- Try it
For each line below that includes the word "testdemo", make a copy.

Data records
---------------

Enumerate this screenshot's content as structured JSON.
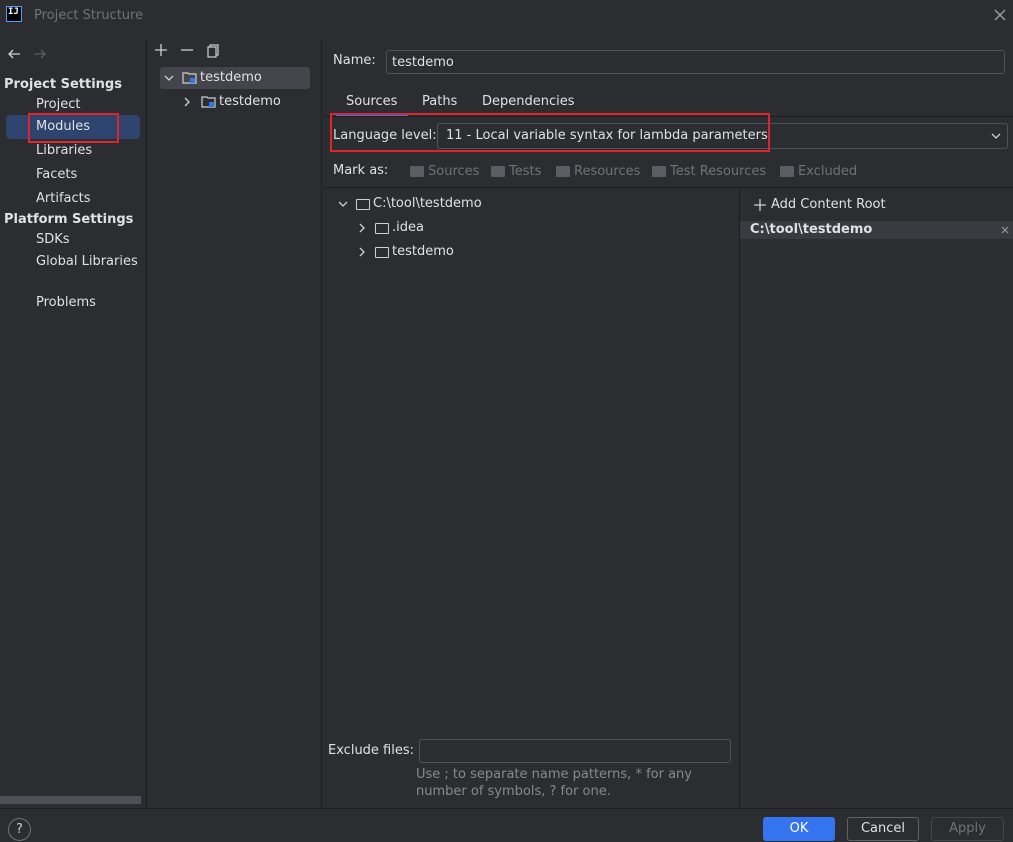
{
  "window": {
    "title": "Project Structure",
    "app_icon_text": "IJ"
  },
  "nav": {
    "project_settings_heading": "Project Settings",
    "project_items": [
      "Project",
      "Modules",
      "Libraries",
      "Facets",
      "Artifacts"
    ],
    "platform_settings_heading": "Platform Settings",
    "platform_items": [
      "SDKs",
      "Global Libraries"
    ],
    "problems": "Problems",
    "selected": "Modules"
  },
  "module_tree": {
    "root": "testdemo",
    "child": "testdemo"
  },
  "module": {
    "name_label": "Name:",
    "name_value": "testdemo",
    "tabs": [
      "Sources",
      "Paths",
      "Dependencies"
    ],
    "active_tab": "Sources",
    "language_level_label": "Language level:",
    "language_level_value": "11 - Local variable syntax for lambda parameters",
    "mark_as_label": "Mark as:",
    "mark_as_options": [
      "Sources",
      "Tests",
      "Resources",
      "Test Resources",
      "Excluded"
    ],
    "file_tree": {
      "root": "C:\\tool\\testdemo",
      "children": [
        ".idea",
        "testdemo"
      ]
    },
    "add_content_root": "Add Content Root",
    "content_root_path": "C:\\tool\\testdemo",
    "exclude_files_label": "Exclude files:",
    "exclude_files_value": "",
    "exclude_hint_line1": "Use ; to separate name patterns, * for any",
    "exclude_hint_line2": "number of symbols, ? for one."
  },
  "buttons": {
    "ok": "OK",
    "cancel": "Cancel",
    "apply": "Apply",
    "help": "?"
  },
  "colors": {
    "accent": "#3574f0",
    "highlight_box": "#e0242b",
    "selection": "#2e436e"
  }
}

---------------

- Output below
    "root": "testdemo",
    "child": "testdemo"
    "name_value": "testdemo",
      "root": "C:\\tool\\testdemo",
        "testdemo"
    "content_root_path": "C:\\tool\\testdemo",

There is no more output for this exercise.